Known as the second biggest city and the leading trading port in Korea, the bustling city of Busan (Pusan) is home to approximately 4.4 million people (as of 2010) in an area of about 763 square kilometers. Its deep harbors and tranquil tides have had substantial benefits for the country’s economy, making it the fifth biggest container-handling port in the world. Boasting a splendid blend of scenic coastlines, cliffs, hot springs and mountains, Busan’s natural endowments and colorful history have created an increasing reputation as a first class city of tourism and culture. Today, more and more tourists are getting to Busan to experience authentic Korean culture and witness various natural attractions.
Where is Busan? This beautiful city is situated on the southeastern part of the Korean Peninsula, with coordinates at 128° E longitude and 35° N latitude. It shares the same latitude as Kabul, Tokyo, Los Angeles, Algiers and Memphis.
There are several ways of getting to Busan, either by air, by land or by sea. If you wish to travel to Busan via plane, Gimhae International Airport serves both domestic and international flights from various Asian cities, mostly to China and Japan. It also caters to direct flights to/from Manila, Taipei, Bangkok, Vladivostok and Ho Chi Minh City. Gimhae Airport is the principal hub of Air Busan and serves as an air force base.
For domestic flights, the Seoul-Busan route is served by Asiana or Korean Air, which normally takes about 1 ½ hour and often requires reservations, particularly during weekends and holidays. In addition, the Busan-Jejudo route takes nearly one hour from 7am to 8pm. Airport limousine buses links to different city points for a flat rate.

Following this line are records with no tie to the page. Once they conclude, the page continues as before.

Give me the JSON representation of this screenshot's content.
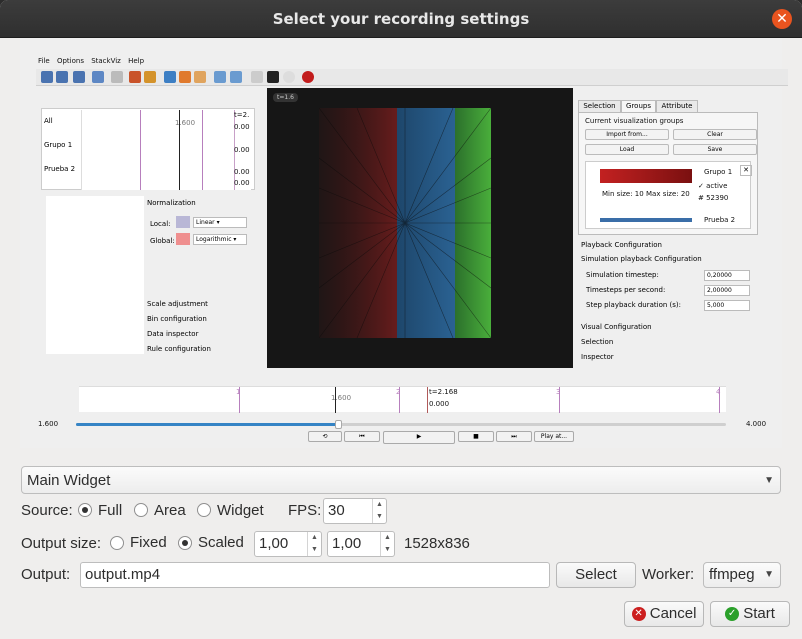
{
  "window": {
    "title": "Select your recording settings",
    "close_symbol": "✕"
  },
  "preview": {
    "menu": [
      "File",
      "Options",
      "StackViz",
      "Help"
    ],
    "left_panel": {
      "rows": [
        "All",
        "Grupo 1",
        "Prueba 2"
      ],
      "hist_label": "1.600",
      "hist_top_right": "t=2.",
      "hist_values": [
        "0.00",
        "0.00",
        "0.00",
        "0.00"
      ]
    },
    "normalization": {
      "title": "Normalization",
      "local_label": "Local:",
      "local_value": "Linear",
      "global_label": "Global:",
      "global_value": "Logarithmic",
      "sections": [
        "Scale adjustment",
        "Bin configuration",
        "Data inspector",
        "Rule configuration"
      ]
    },
    "viz": {
      "time_badge": "t=1.6"
    },
    "right_panel": {
      "tabs": [
        "Selection",
        "Groups",
        "Attribute"
      ],
      "groups_title": "Current visualization groups",
      "buttons": [
        "Import from...",
        "Clear",
        "Load",
        "Save"
      ],
      "group": {
        "name": "Grupo 1",
        "active": "active",
        "count": "# 52390",
        "min_size": "Min size: 10",
        "max_size": "Max size: 20",
        "next": "Prueba 2"
      },
      "playback_title": "Playback Configuration",
      "sim_title": "Simulation playback Configuration",
      "sim_rows": [
        {
          "label": "Simulation timestep:",
          "value": "0,20000"
        },
        {
          "label": "Timesteps per second:",
          "value": "2,00000"
        },
        {
          "label": "Step playback duration (s):",
          "value": "5,000"
        }
      ],
      "sections": [
        "Visual Configuration",
        "Selection",
        "Inspector"
      ]
    },
    "timeline": {
      "marker_time": "t=2.168",
      "marker_value": "0.000",
      "mid_label": "1.600",
      "ticks": [
        "1",
        "2",
        "3",
        "4"
      ],
      "start": "1.600",
      "end": "4.000",
      "progress": 0.31
    },
    "playback_buttons": [
      "⟲",
      "⏮",
      "▶",
      "■",
      "⏭",
      "Play at..."
    ]
  },
  "form": {
    "widget_select": "Main Widget",
    "source_label": "Source:",
    "source_options": [
      "Full",
      "Area",
      "Widget"
    ],
    "source_selected": "Full",
    "fps_label": "FPS:",
    "fps_value": "30",
    "output_size_label": "Output size:",
    "size_options": [
      "Fixed",
      "Scaled"
    ],
    "size_selected": "Scaled",
    "scale_x": "1,00",
    "scale_y": "1,00",
    "resolution": "1528x836",
    "output_label": "Output:",
    "output_value": "output.mp4",
    "select_button": "Select",
    "worker_label": "Worker:",
    "worker_value": "ffmpeg",
    "cancel_button": "Cancel",
    "start_button": "Start"
  },
  "colors": {
    "close": "#e9541f",
    "accent": "#3584c5",
    "start_check": "#2aa02a",
    "cancel_x": "#cc1f1f"
  }
}
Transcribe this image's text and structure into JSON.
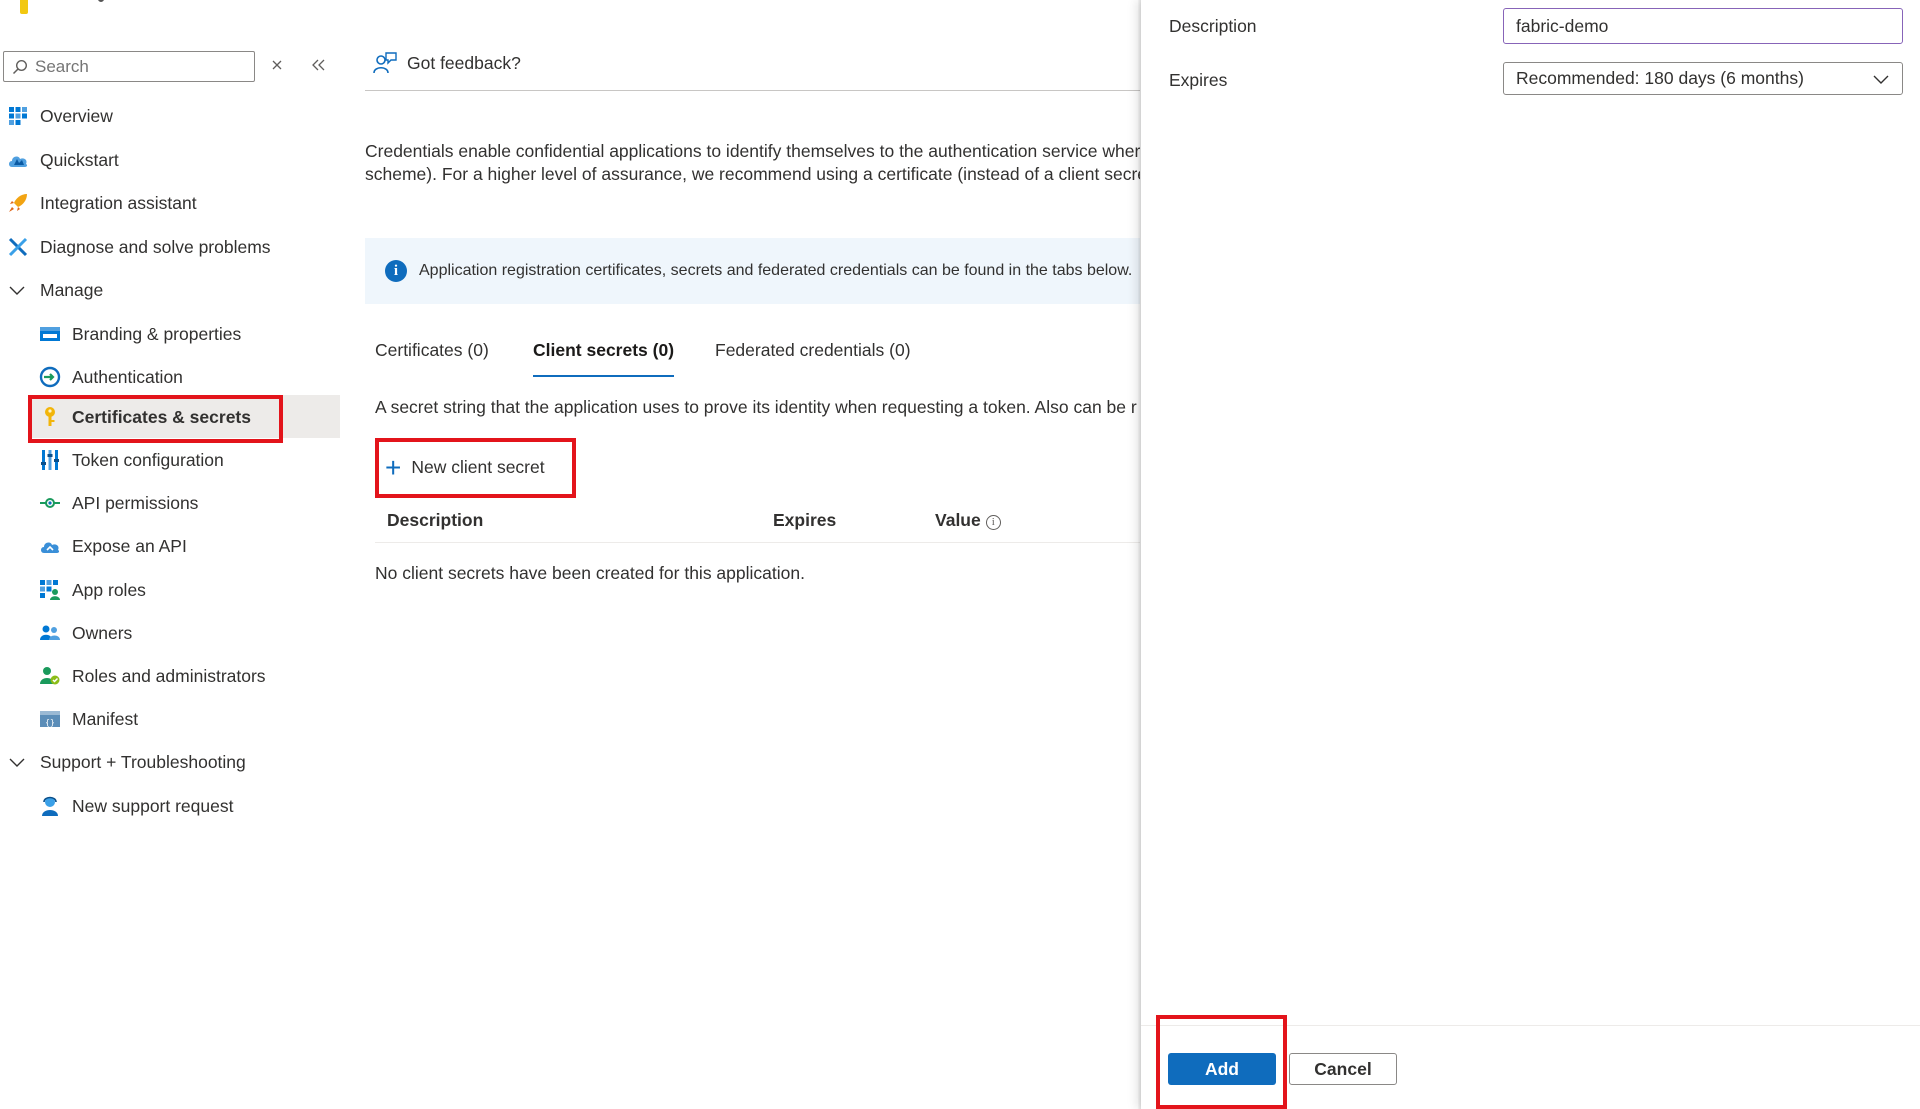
{
  "sidebar": {
    "search": {
      "placeholder": "Search"
    },
    "items": [
      {
        "label": "Overview",
        "icon": "overview-icon"
      },
      {
        "label": "Quickstart",
        "icon": "quickstart-cloud-icon"
      },
      {
        "label": "Integration assistant",
        "icon": "rocket-icon"
      },
      {
        "label": "Diagnose and solve problems",
        "icon": "wrench-icon"
      }
    ],
    "manage": {
      "label": "Manage",
      "items": [
        {
          "label": "Branding & properties",
          "icon": "branding-icon"
        },
        {
          "label": "Authentication",
          "icon": "authentication-icon"
        },
        {
          "label": "Certificates & secrets",
          "icon": "key-icon"
        },
        {
          "label": "Token configuration",
          "icon": "token-config-icon"
        },
        {
          "label": "API permissions",
          "icon": "api-permissions-icon"
        },
        {
          "label": "Expose an API",
          "icon": "cloud-api-icon"
        },
        {
          "label": "App roles",
          "icon": "app-roles-icon"
        },
        {
          "label": "Owners",
          "icon": "owners-icon"
        },
        {
          "label": "Roles and administrators",
          "icon": "roles-admin-icon"
        },
        {
          "label": "Manifest",
          "icon": "manifest-icon"
        }
      ]
    },
    "support": {
      "label": "Support + Troubleshooting",
      "items": [
        {
          "label": "New support request",
          "icon": "support-person-icon"
        }
      ]
    }
  },
  "main": {
    "feedback": "Got feedback?",
    "description_line1": "Credentials enable confidential applications to identify themselves to the authentication service wher",
    "description_line2": "scheme). For a higher level of assurance, we recommend using a certificate (instead of a client secret)",
    "info_banner": "Application registration certificates, secrets and federated credentials can be found in the tabs below.",
    "tabs": [
      {
        "label": "Certificates (0)"
      },
      {
        "label": "Client secrets (0)"
      },
      {
        "label": "Federated credentials (0)"
      }
    ],
    "secret_description": "A secret string that the application uses to prove its identity when requesting a token. Also can be r",
    "new_secret_label": "New client secret",
    "table": {
      "columns": [
        "Description",
        "Expires",
        "Value"
      ],
      "empty_message": "No client secrets have been created for this application."
    }
  },
  "panel": {
    "description_label": "Description",
    "description_value": "fabric-demo",
    "expires_label": "Expires",
    "expires_value": "Recommended: 180 days (6 months)",
    "add_label": "Add",
    "cancel_label": "Cancel"
  },
  "colors": {
    "accent": "#0f6cbd",
    "highlight_box": "#e3141b",
    "selected_bg": "#edebe9",
    "info_bg": "#eff6fc"
  }
}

Another way, if you want to know how to get to Busan, is to take the train. Most trains leave back and forth Busan’s downtown station. Between Seoul and Busan, KTX is the fastest service, with trips taking more or less three hours. Executive class is pricier, although the seats have ample space. For travelers wanting to save a few bucks, you can catch a Saemaul service, which normally takes 4 ½-hour ride from Seoul to Busan. The cheapest yet slowest train service is Mugunghwa service, which takes 5 ½ hours from Seoul.
For those residing in Daegu, Daejeon, Masan, Gyeongju and other nearby regions, taking express bus is the most ideal and cost-effective option. Nearly all counties and cities in South Korea offer express bus service to Busan. Today, two major bus stations are available in getting to Busan namely Dongbu Intercity Bus Terminal for north and east points and Seobu Intercity Bus Terminal for west points.
Busan’s status as a main port allows many tourists to travel to the city by sea. Getting to Busan via ferry is also convenient, particularly for tourists from Japan, China and Russia, due to their close geographical distance. A 24-hour ferry trip is possible between Korea and Japan with ferry routes in Osaka, Hiroshima, Fukuoka and Shimonoseki.